I tested your expression in Regexplanet (regexplanet.com/advanced/java/index.html) and it worked just fine. –  rlinden May 29 '12 at 19:22
2  
Not in a lookbehind. Not in Java at least. –  Joey May 29 '12 at 19:51

You can solve this problem with a Java regex; just don't use split().

public static void main(String[] args) throws Exception
{
  String[] strs = {
      "asdnaoe\"asduwd\"adfdgb",
      "addfgmmnp\"fd asd\\\"das\"fsfk"
  };

  for (String str : strs)
  {
    System.out.printf("%n%-28s=>  %s%n", str, splitIt(str));
  }
} 


public static List<String> splitIt(String s)
{
  ArrayList<String> result = new ArrayList<String>();
  Matcher m = Pattern.compile("([^\"\\\\]|\\\\.)+").matcher(s);
  while (m.find())
  {
    result.add(m.group());
  }
  return result;
}

output:

asdnaoe"asduwd"adfdgb       => [asdnaoe, asduwd, adfdgb]

addfgmmnp"fd asd\"das"fsfk  => [addfgmmnp, fd asd\"das, fsfk]

The core regex, [^"\\]|\\., consumes anything that's not a backslash or a quotation mark, or a backslash followed by anything--so \\\" would be matched as an escaped backslash (\\) followed by an escaped quote (\").

share|improve this answer

Just for reference, here's a non-regexp solution that handles escaping of \ as well. (In real life, this could be simplified, there's no real need for the START_NEW state, but I tried to write it in a way that's easier to read.)

public class Splitter {

    private enum State {
        IN_TEXT, ESCAPING, START_NEW;
    }

    public static List<String> split( String source ) {
        LinkedList<String> ret = new LinkedList<String>();
        StringBuilder sb = new StringBuilder();
        State state = State.START_NEW;
        for( int i = 0; i < source.length(); i++ ) {
            char next = source.charAt( i );
            if( next == '\\' && state != State.ESCAPING ) {
                state = State.ESCAPING;
            } else if( next == '\\' && state == State.ESCAPING ) {
                state = State.IN_TEXT;
            } else if( next == '"' && state != State.ESCAPING ) {
                ret.add( sb.toString() );
                sb = new StringBuilder();
                state = State.START_NEW;
            } else {
                state = State.IN_TEXT;
            }
            if( state != State.START_NEW ) {
                  sb.append( next );
            }
        }
        ret.add( sb.toString() );
        return ret;
    }

}
share|improve this answer

Your Answer

 
discard

By posting your answer, you agree to the privacy policy and terms of service.

Not the answer you're looking for?
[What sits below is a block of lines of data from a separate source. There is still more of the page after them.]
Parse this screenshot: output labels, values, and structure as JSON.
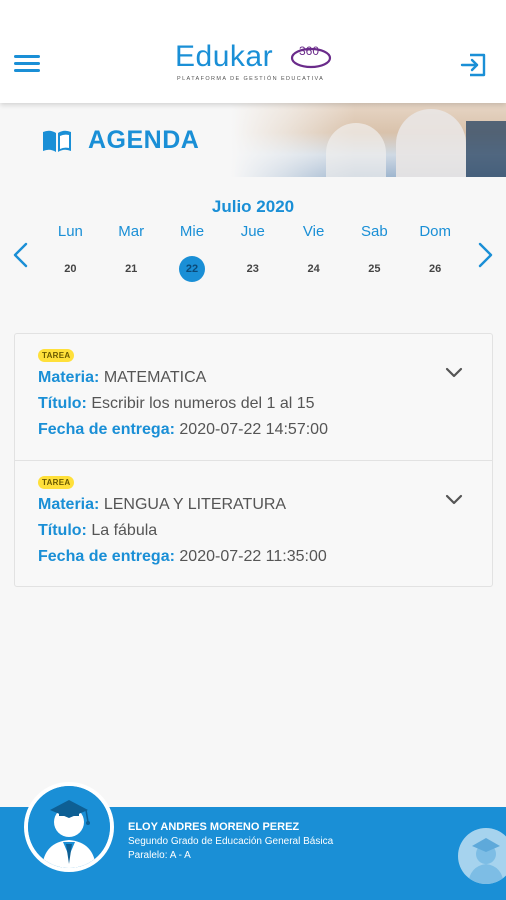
{
  "header": {
    "menu_icon": "hamburger-menu-icon",
    "logo_text": "Edukar",
    "logo_number": "360",
    "logo_subtitle": "PLATAFORMA DE GESTIÓN EDUCATIVA",
    "logout_icon": "logout-icon"
  },
  "banner": {
    "title": "AGENDA",
    "icon": "book-icon"
  },
  "calendar": {
    "month_label": "Julio 2020",
    "days": [
      {
        "name": "Lun",
        "number": "20"
      },
      {
        "name": "Mar",
        "number": "21"
      },
      {
        "name": "Mie",
        "number": "22"
      },
      {
        "name": "Jue",
        "number": "23"
      },
      {
        "name": "Vie",
        "number": "24"
      },
      {
        "name": "Sab",
        "number": "25"
      },
      {
        "name": "Dom",
        "number": "26"
      }
    ],
    "selected_day": "22"
  },
  "tasks": [
    {
      "badge": "TAREA",
      "materia_label": "Materia:",
      "materia": "MATEMATICA",
      "titulo_label": "Título:",
      "titulo": "Escribir los numeros del 1 al 15",
      "fecha_label": "Fecha de entrega:",
      "fecha": "2020-07-22 14:57:00"
    },
    {
      "badge": "TAREA",
      "materia_label": "Materia:",
      "materia": "LENGUA Y LITERATURA",
      "titulo_label": "Título:",
      "titulo": "La fábula",
      "fecha_label": "Fecha de entrega:",
      "fecha": "2020-07-22 11:35:00"
    }
  ],
  "footer": {
    "student_name": "ELOY ANDRES MORENO PEREZ",
    "grade": "Segundo Grado de Educación General Básica",
    "paralelo": "Paralelo: A - A"
  },
  "colors": {
    "primary": "#1a8fd6",
    "badge": "#ffe03a",
    "logo_accent": "#6a2b8a"
  }
}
Browse other questions tagged or ask your own question.